But if God took care of all of the life's inequities, what would be our purpose here on earth? How would we demonstrate humanity? How would we be relevant to this world? I know that all those people in the past, in spite of their discomfort with Ellen, were merely human, suffering in their own small way with the disability that Ellen has. No harm or hurt could come to Ellen, and today we see that clearly. But I think I see clearly what God is doing, what he is saying, and what he has done. Ellen is a teacher. She drives home a lesson every day, that there is indeed a God. He is in all of us, and by our actions, what we say and do, makes us relevant to this world.
I truly believe: that God only observes. I think he wants us to do his work. We must reach down and wipe the tear of a child. We must reach down to help the poor and help heal the sick. We must reach down and aid the elderly because then we can reach up and become part of humanity, and a child of God.
Many years ago, when my son Joseph was dying in North Shore University Hospital, my wife and I had spent round the clock time with him. We had slept the night in a waiting room, and from exhaustion, we went home to shower and get a bit of rest. As I lay on the couch, the phone rang, and the doctor on the other end told us to hurry, the time had come. We went to the hospital that cold January night, and as we entered the building and were climbing the stairs, a robed figure, sped past us and raced up the stairs. That robed figure was a priest, racing to my son's deathbed to give us spiritual comfort. It helped. He helped us get a perspective during a cold horrible time.
Is there a God? I think so.
For thirty-eight years, I've been working on getting my daughter Ellen to say just one word, Dad, or daddy, or even dada. For all these past thirty-eight years' she says: "momma" and will say it often. When she sees me, she calls me: "Momma" and I understand it. She can't form words in her mouth and can only say: happy and momma, and manages to survive with the help and love of some truly wonderful people who support her every day!

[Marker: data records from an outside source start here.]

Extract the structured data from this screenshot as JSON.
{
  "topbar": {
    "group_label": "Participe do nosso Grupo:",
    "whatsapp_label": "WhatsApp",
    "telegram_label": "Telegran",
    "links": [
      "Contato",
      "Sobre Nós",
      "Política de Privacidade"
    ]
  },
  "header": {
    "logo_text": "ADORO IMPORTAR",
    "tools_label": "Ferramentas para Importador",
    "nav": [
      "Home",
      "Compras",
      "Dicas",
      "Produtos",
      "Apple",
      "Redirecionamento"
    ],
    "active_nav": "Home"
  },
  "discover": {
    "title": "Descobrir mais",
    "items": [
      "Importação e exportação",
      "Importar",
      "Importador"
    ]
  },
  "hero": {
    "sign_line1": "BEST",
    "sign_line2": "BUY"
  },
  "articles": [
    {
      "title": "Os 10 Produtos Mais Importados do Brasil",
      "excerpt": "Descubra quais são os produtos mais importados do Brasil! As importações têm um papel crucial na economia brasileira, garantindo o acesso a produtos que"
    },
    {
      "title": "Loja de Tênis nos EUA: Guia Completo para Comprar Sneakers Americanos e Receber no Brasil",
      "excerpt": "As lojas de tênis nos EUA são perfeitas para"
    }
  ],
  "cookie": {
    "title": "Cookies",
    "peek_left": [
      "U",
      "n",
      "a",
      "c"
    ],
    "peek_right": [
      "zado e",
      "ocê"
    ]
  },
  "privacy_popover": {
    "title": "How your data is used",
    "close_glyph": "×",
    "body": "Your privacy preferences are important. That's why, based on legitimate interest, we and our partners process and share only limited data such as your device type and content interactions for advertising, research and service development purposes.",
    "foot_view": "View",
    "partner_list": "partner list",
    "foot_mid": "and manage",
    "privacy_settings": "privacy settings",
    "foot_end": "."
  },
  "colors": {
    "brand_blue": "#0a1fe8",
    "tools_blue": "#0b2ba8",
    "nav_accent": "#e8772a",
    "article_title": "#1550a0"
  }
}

These past few years I would meet up with her for her various doctor's appointments and when she sees me she calls out: "Momma!" and comes running to hug me. When that happens, a funny thing happens to me, I lose my reserve, my sense of being in public, and hug her back. She smiles and I realize, she loves me for being who I am, no pretense needed, no conditions need to be met.
Once, while at a visit to the hospital, I sat with two caretakers who assist Ellen, and waited for a doctor to come out to talk to me. One asked me if she said any other words other than those I described. I said I wish she would say daddy, and if she ever did, I would give a million dollars to hear her call me that. Almost immediately, the word spread that I was awarding a million bucks for anyone who could get Ellen to say, daddy.
At every doctor's appointment, they were working feverishly to get Ellen to say it. But knowing Ellen, you don't make her do anything she doesn't want to do (Like her mother). So I would lean back amused and confident, thinking my money was safe.
Then comes Father's Day. TLW (The Little Woman) comes out to the den with my daughter, holding a present for me, and instructs Ellen to "give it to Daddy." My daughter flings the present at me and laughs; this is how she is. I open the present and make a big deal, but she really doesn't understand it all, herself.
Mom goes back to making dinner and Ellen is standing over me. She works hard to get my attention and is ‘talking' to me in her own way. Then suddenly, out of nowhere, with prompting, on Father's Day, she says: "DADA DADA!"
Perhaps my best Father's Day ever.